**Exercise goal**
How many lines in the records below contain the string "SoftwareTestingHelp"? Answer with the number alone.

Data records

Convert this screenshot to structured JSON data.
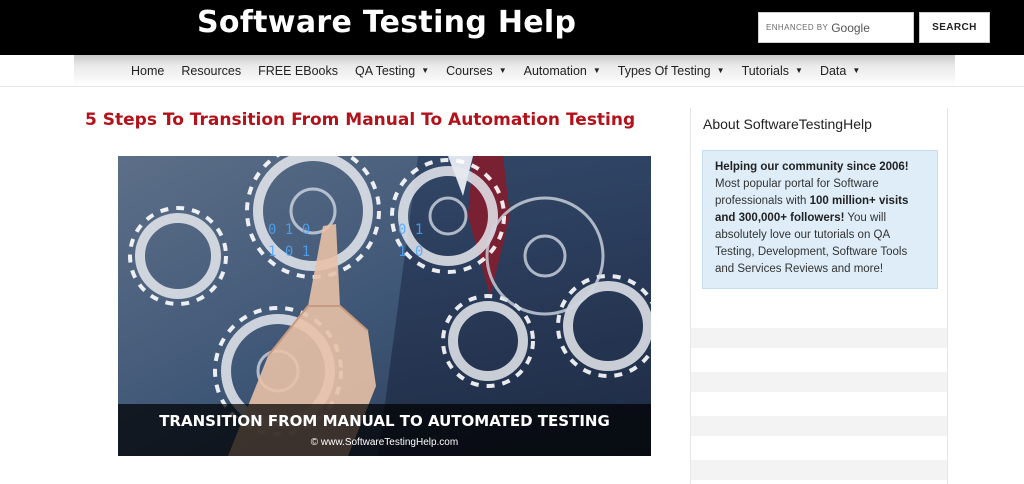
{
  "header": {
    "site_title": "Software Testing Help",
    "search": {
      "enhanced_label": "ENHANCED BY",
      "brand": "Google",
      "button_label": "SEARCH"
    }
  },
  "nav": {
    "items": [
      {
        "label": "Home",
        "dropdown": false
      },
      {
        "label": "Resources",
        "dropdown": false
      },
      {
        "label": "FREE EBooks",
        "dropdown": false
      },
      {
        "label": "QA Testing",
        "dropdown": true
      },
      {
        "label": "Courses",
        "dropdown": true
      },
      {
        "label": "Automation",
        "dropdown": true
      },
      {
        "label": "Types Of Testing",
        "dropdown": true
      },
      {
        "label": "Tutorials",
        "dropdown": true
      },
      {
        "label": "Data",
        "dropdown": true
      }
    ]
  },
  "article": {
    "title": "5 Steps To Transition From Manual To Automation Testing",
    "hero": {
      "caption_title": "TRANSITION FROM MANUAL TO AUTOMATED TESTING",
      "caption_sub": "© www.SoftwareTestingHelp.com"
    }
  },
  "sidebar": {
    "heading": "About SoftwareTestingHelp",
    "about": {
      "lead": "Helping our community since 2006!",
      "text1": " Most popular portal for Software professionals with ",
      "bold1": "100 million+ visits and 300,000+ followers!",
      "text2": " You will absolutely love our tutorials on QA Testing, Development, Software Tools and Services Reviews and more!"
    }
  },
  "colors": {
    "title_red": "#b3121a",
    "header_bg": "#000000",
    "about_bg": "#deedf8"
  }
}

**Output**
2